Samantha Morton as Catherine de’Medici in "The Serpent Queen."Jason Bell/Starz

I’m enthralled by “The Serpent Queen,” the most recent royal drama from Starz. It reminds me of “House of the Dragon,” the “Game of Thrones” spinoff, except there aren’t any dragons and there is no incest — not yet, anyway. The show is currently halfway through its eight-episode season.

On one level, it’s about the life and times of the French queen Catherine de’Medici, and how she came to power. It’s the 16th century, and she is seen as just another woman brought to court to produce heirs, bring in a nice dowry, and, possibly, cement a political alliance. As on “House of the Dragon,” the question of who will be the next monarch is always in the air, and backstabbing is constant. Catherine’s husband, Prince Henri, is in love with another woman, which makes getting pregnant complicated.


On another level, it’s about the relationship between Catherine and a servant, Rahima (Sennia Nanua), as Catherine tells her life story from the start. Catherine describes being an orphan from an Italian family who was raised in a convent, and then how she came to court at the behest of her uncle, Charles Dance’s Pope Clement VII — all of which we see in flashbacks. Why is Catherine so interested in and honest with the girl, who wonders the same thing? Is Catherine trying to empower another woman, is she just being whimsical and perverse, or is she manipulating her to some end? We know Catherine can be sly.

And on yet another level, “The Serpent Queen” is about Samantha Morton’s commanding lead performance. As Catherine, she is masterful, with piercing eyes that only reveal what she chooses. Her demeanor is calm, but not comforting, and her slight smile is just this side of threatening. She knows she is powerful, but she recognizes the importance of proceeding carefully. Occasionally, she looks directly at the camera, at us, as if we in the future will understand the corner she has been put in as a woman at that time.
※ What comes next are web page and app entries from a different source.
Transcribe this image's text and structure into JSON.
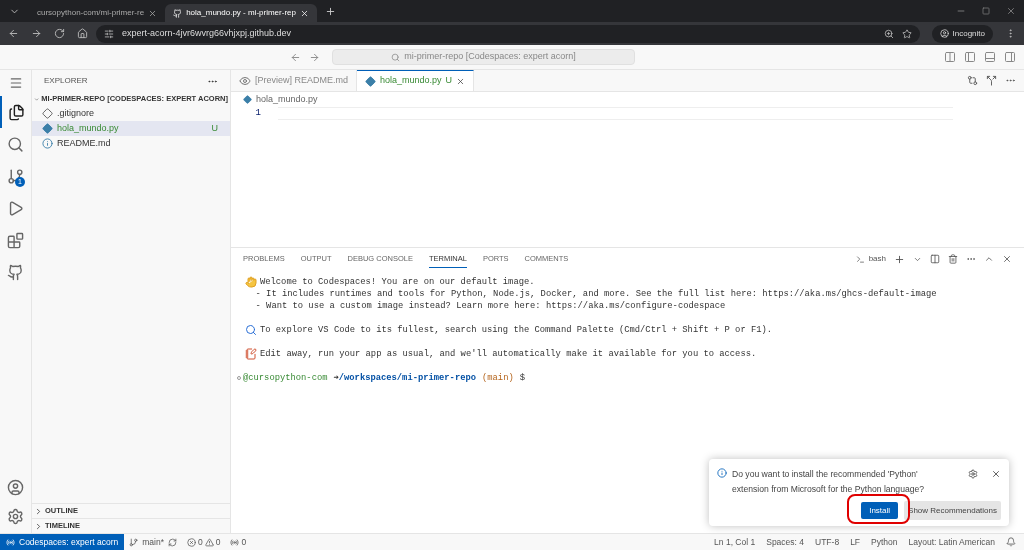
{
  "browser": {
    "tabs": [
      {
        "title": "cursopython-com/mi-primer-re",
        "selected": false
      },
      {
        "title": "hola_mundo.py - mi-primer-rep",
        "selected": true
      }
    ],
    "url": "expert-acorn-4jvr6wvrg66vhjxpj.github.dev",
    "profile": "Incognito"
  },
  "command_center": "mi-primer-repo [Codespaces: expert acorn]",
  "activity_bar": [
    {
      "kind": "files",
      "selected": true
    },
    {
      "kind": "search",
      "selected": false
    },
    {
      "kind": "source-control",
      "selected": false,
      "badge": "1"
    },
    {
      "kind": "run",
      "selected": false
    },
    {
      "kind": "extensions",
      "selected": false
    },
    {
      "kind": "github",
      "selected": false
    }
  ],
  "sidebar": {
    "title": "EXPLORER",
    "repo": {
      "label": "MI-PRIMER-REPO [CODESPACES: EXPERT ACORN]",
      "expanded": true
    },
    "files": [
      {
        "name": ".gitignore",
        "kind": "git",
        "selected": false
      },
      {
        "name": "hola_mundo.py",
        "kind": "python",
        "selected": true,
        "status": "U"
      },
      {
        "name": "README.md",
        "kind": "info",
        "selected": false
      }
    ],
    "sections": [
      {
        "label": "OUTLINE",
        "expanded": false
      },
      {
        "label": "TIMELINE",
        "expanded": false
      }
    ]
  },
  "editor": {
    "tabs": [
      {
        "title": "[Preview] README.md",
        "kind": "preview",
        "selected": false
      },
      {
        "title": "hola_mundo.py",
        "kind": "python",
        "selected": true,
        "status": "U"
      }
    ],
    "breadcrumb": "hola_mundo.py",
    "line_numbers": [
      "1"
    ]
  },
  "panel": {
    "tabs": [
      {
        "label": "PROBLEMS",
        "selected": false
      },
      {
        "label": "OUTPUT",
        "selected": false
      },
      {
        "label": "DEBUG CONSOLE",
        "selected": false
      },
      {
        "label": "TERMINAL",
        "selected": true
      },
      {
        "label": "PORTS",
        "selected": false
      },
      {
        "label": "COMMENTS",
        "selected": false
      }
    ],
    "shell": "bash",
    "lines": [
      {
        "kind": "wave",
        "text": "Welcome to Codespaces! You are on our default image."
      },
      {
        "kind": "plain",
        "text": "  - It includes runtimes and tools for Python, Node.js, Docker, and more. See the full list here: https://aka.ms/ghcs-default-image"
      },
      {
        "kind": "plain",
        "text": "  - Want to use a custom image instead? Learn more here: https://aka.ms/configure-codespace",
        "gap_after": true
      },
      {
        "kind": "search",
        "text": "To explore VS Code to its fullest, search using the Command Palette (Cmd/Ctrl + Shift + P or F1).",
        "gap_after": true
      },
      {
        "kind": "memo",
        "text": "Edit away, run your app as usual, and we'll automatically make it available for you to access.",
        "gap_after": true
      }
    ],
    "prompt": {
      "user": "@cursopython-com",
      "arrow": "➜",
      "path": "/workspaces/mi-primer-repo",
      "branch": "(main)",
      "symbol": "$"
    }
  },
  "notification": {
    "message": "Do you want to install the recommended 'Python' extension from Microsoft for the Python language?",
    "primary": "Install",
    "secondary": "Show Recommendations"
  },
  "status_bar": {
    "remote": "Codespaces: expert acorn",
    "branch": "main*",
    "errors": "0",
    "warnings": "0",
    "ports": "0",
    "right": [
      "Ln 1, Col 1",
      "Spaces: 4",
      "UTF-8",
      "LF",
      "Python",
      "Layout: Latin American"
    ]
  }
}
She is mesmerizing.


Matthew Gilbert can be reached at matthew.gilbert@globe.com. Follow him on Twitter @MatthewGilbert.